● Given information
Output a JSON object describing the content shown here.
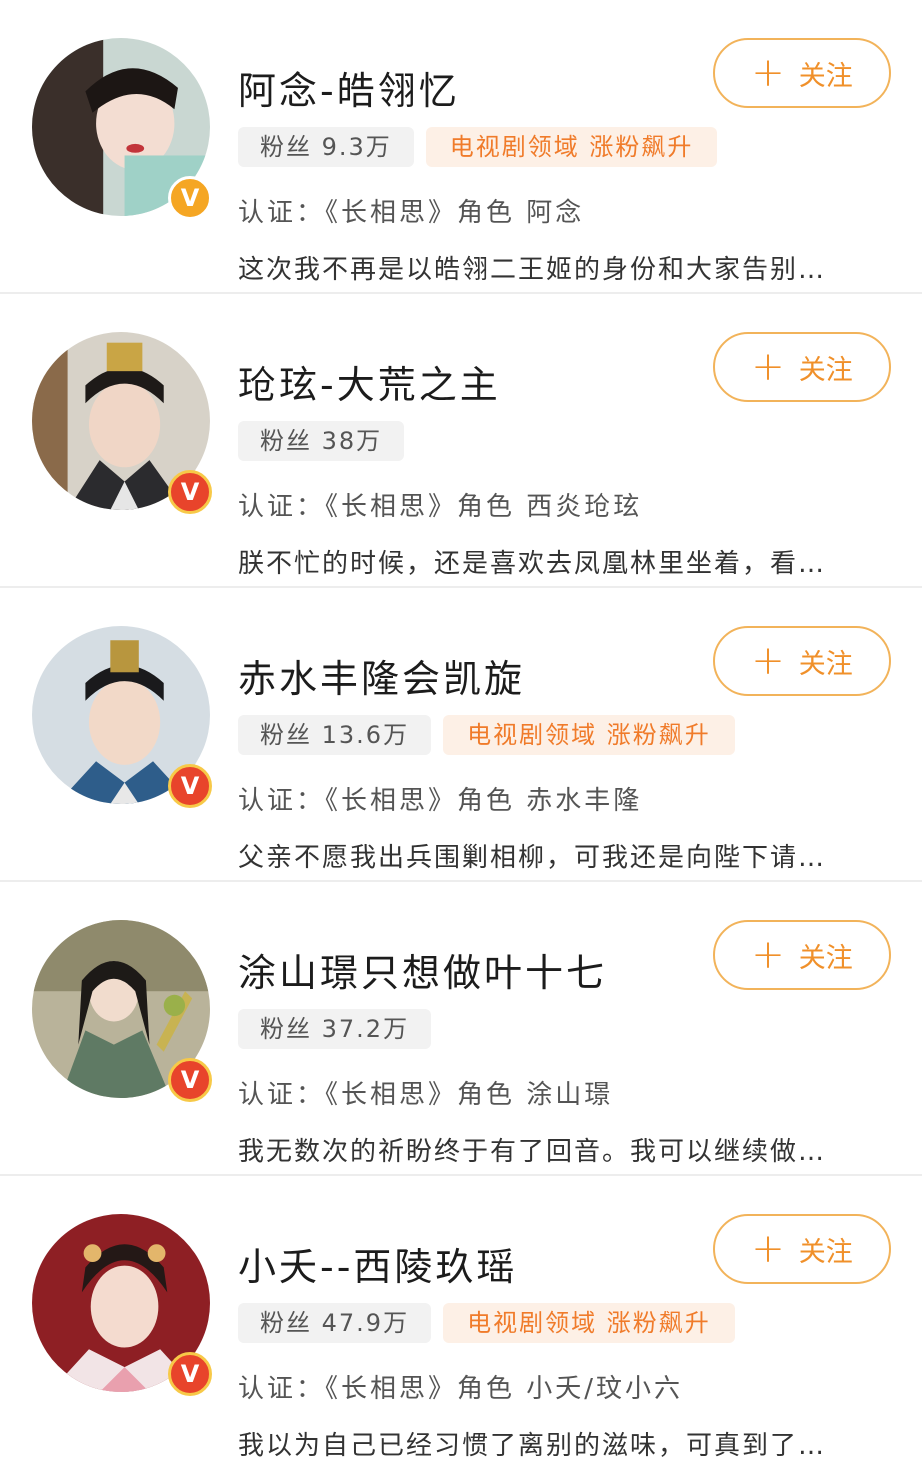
{
  "follow_label": "关注",
  "follow_icon": "plus-icon",
  "verified_icon": "v-verified-icon",
  "colors": {
    "accent": "#f0902a",
    "follow_border": "#f2b35a",
    "rank_text": "#f07b2a",
    "rank_bg": "#fdf0e6",
    "fans_bg": "#f2f2f2",
    "badge_orange": "#f5a623",
    "badge_red": "#e8442b"
  },
  "accounts": [
    {
      "name": "阿念-皓翎忆",
      "fans": "粉丝 9.3万",
      "rank": "电视剧领域 涨粉飙升",
      "verify": "认证：《长相思》角色 阿念",
      "desc": "这次我不再是以皓翎二王姬的身份和大家告别…"
    },
    {
      "name": "玱玹-大荒之主",
      "fans": "粉丝 38万",
      "rank": "",
      "verify": "认证：《长相思》角色 西炎玱玹",
      "desc": "朕不忙的时候，还是喜欢去凤凰林里坐着，看…"
    },
    {
      "name": "赤水丰隆会凯旋",
      "fans": "粉丝 13.6万",
      "rank": "电视剧领域 涨粉飙升",
      "verify": "认证：《长相思》角色 赤水丰隆",
      "desc": "父亲不愿我出兵围剿相柳，可我还是向陛下请…"
    },
    {
      "name": "涂山璟只想做叶十七",
      "fans": "粉丝 37.2万",
      "rank": "",
      "verify": "认证：《长相思》角色 涂山璟",
      "desc": "我无数次的祈盼终于有了回音。我可以继续做…"
    },
    {
      "name": "小夭--西陵玖瑶",
      "fans": "粉丝 47.9万",
      "rank": "电视剧领域 涨粉飙升",
      "verify": "认证：《长相思》角色 小夭/玟小六",
      "desc": "我以为自己已经习惯了离别的滋味，可真到了…"
    }
  ]
}
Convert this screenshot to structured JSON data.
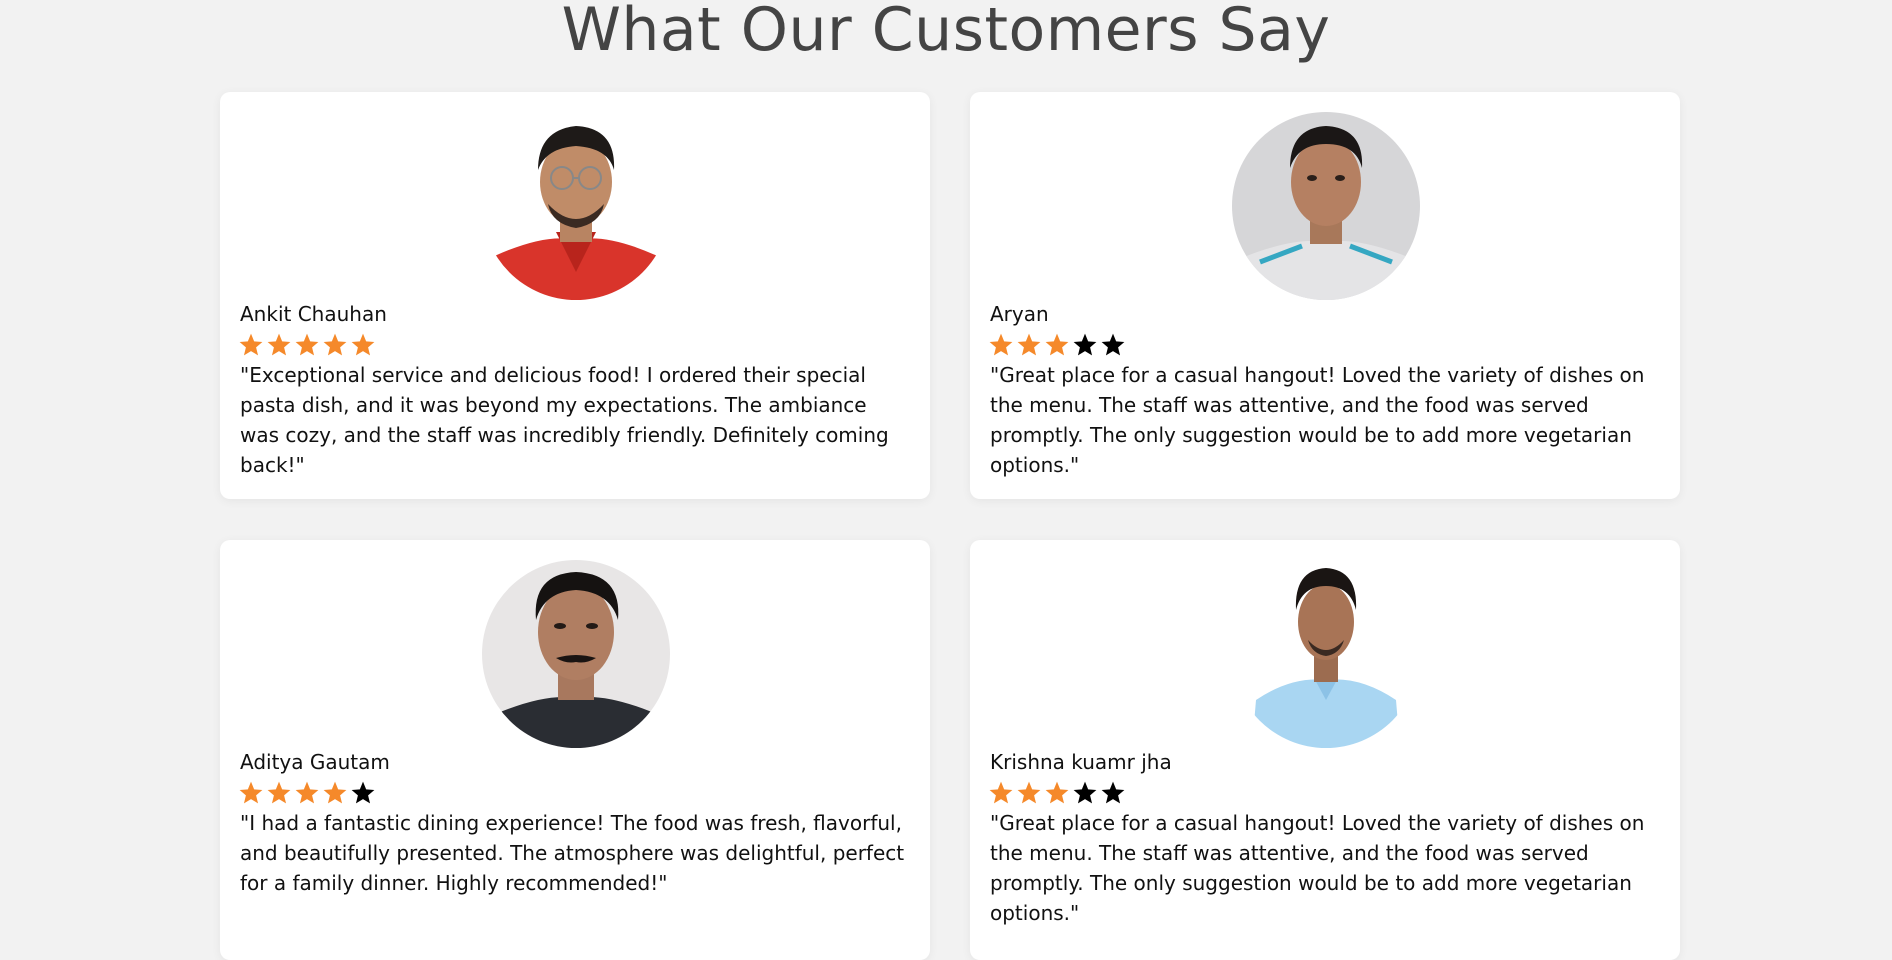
{
  "page": {
    "title": "What Our Customers Say"
  },
  "colors": {
    "star_filled": "#f5892a",
    "star_empty": "#000000",
    "card_bg": "#ffffff",
    "page_bg": "#f2f2f2"
  },
  "reviews": [
    {
      "name": "Ankit Chauhan",
      "rating": 5,
      "max_rating": 5,
      "text": "\"Exceptional service and delicious food! I ordered their special pasta dish, and it was beyond my expectations. The ambiance was cozy, and the staff was incredibly friendly. Definitely coming back!\""
    },
    {
      "name": "Aryan",
      "rating": 3,
      "max_rating": 5,
      "text": "\"Great place for a casual hangout! Loved the variety of dishes on the menu. The staff was attentive, and the food was served promptly. The only suggestion would be to add more vegetarian options.\""
    },
    {
      "name": "Aditya Gautam",
      "rating": 4,
      "max_rating": 5,
      "text": "\"I had a fantastic dining experience! The food was fresh, flavorful, and beautifully presented. The atmosphere was delightful, perfect for a family dinner. Highly recommended!\""
    },
    {
      "name": "Krishna kuamr jha",
      "rating": 3,
      "max_rating": 5,
      "text": "\"Great place for a casual hangout! Loved the variety of dishes on the menu. The staff was attentive, and the food was served promptly. The only suggestion would be to add more vegetarian options.\""
    }
  ]
}
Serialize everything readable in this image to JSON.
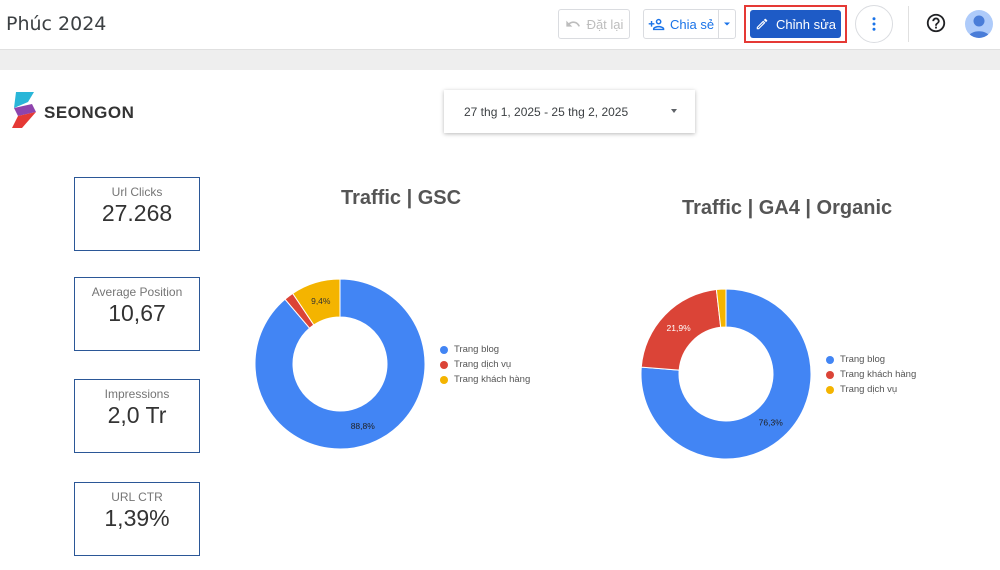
{
  "header": {
    "title": "Phúc 2024",
    "reset_label": "Đặt lại",
    "share_label": "Chia sẻ",
    "edit_label": "Chỉnh sửa"
  },
  "brand": {
    "name": "SEONGON"
  },
  "date_range": {
    "value": "27 thg 1, 2025 - 25 thg 2, 2025"
  },
  "kpis": [
    {
      "label": "Url Clicks",
      "value": "27.268"
    },
    {
      "label": "Average Position",
      "value": "10,67"
    },
    {
      "label": "Impressions",
      "value": "2,0 Tr"
    },
    {
      "label": "URL CTR",
      "value": "1,39%"
    }
  ],
  "colors": {
    "blue": "#4285f4",
    "red": "#db4437",
    "yellow": "#f4b400",
    "primary": "#1e5bc6",
    "highlight": "#e53935"
  },
  "chart_data": [
    {
      "type": "pie",
      "title": "Traffic | GSC",
      "series": [
        {
          "name": "Trang blog",
          "value": 88.8,
          "label": "88,8%",
          "color": "#4285f4"
        },
        {
          "name": "Trang dịch vụ",
          "value": 1.8,
          "label": "",
          "color": "#db4437"
        },
        {
          "name": "Trang khách hàng",
          "value": 9.4,
          "label": "9,4%",
          "color": "#f4b400"
        }
      ],
      "legend_position": "right"
    },
    {
      "type": "pie",
      "title": "Traffic | GA4 | Organic",
      "series": [
        {
          "name": "Trang blog",
          "value": 76.3,
          "label": "76,3%",
          "color": "#4285f4"
        },
        {
          "name": "Trang khách hàng",
          "value": 21.9,
          "label": "21,9%",
          "color": "#db4437"
        },
        {
          "name": "Trang dịch vụ",
          "value": 1.8,
          "label": "",
          "color": "#f4b400"
        }
      ],
      "legend_position": "right"
    }
  ]
}
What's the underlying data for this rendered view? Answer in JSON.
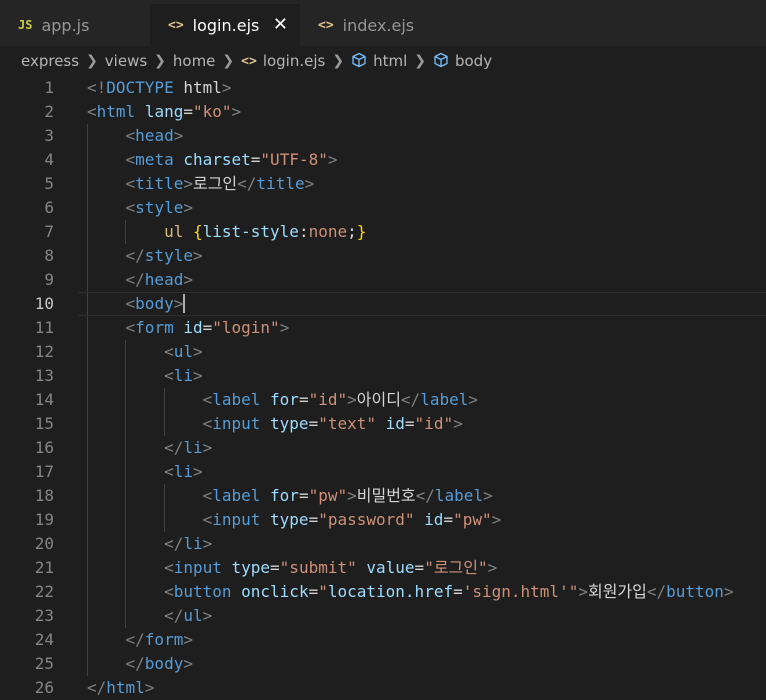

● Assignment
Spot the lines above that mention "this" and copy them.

● Task result
Convert this screenshot to structured JSON data.
Serialize everything readable in this image to JSON.
What's the underlying data for this rendered view? Answer in JSON.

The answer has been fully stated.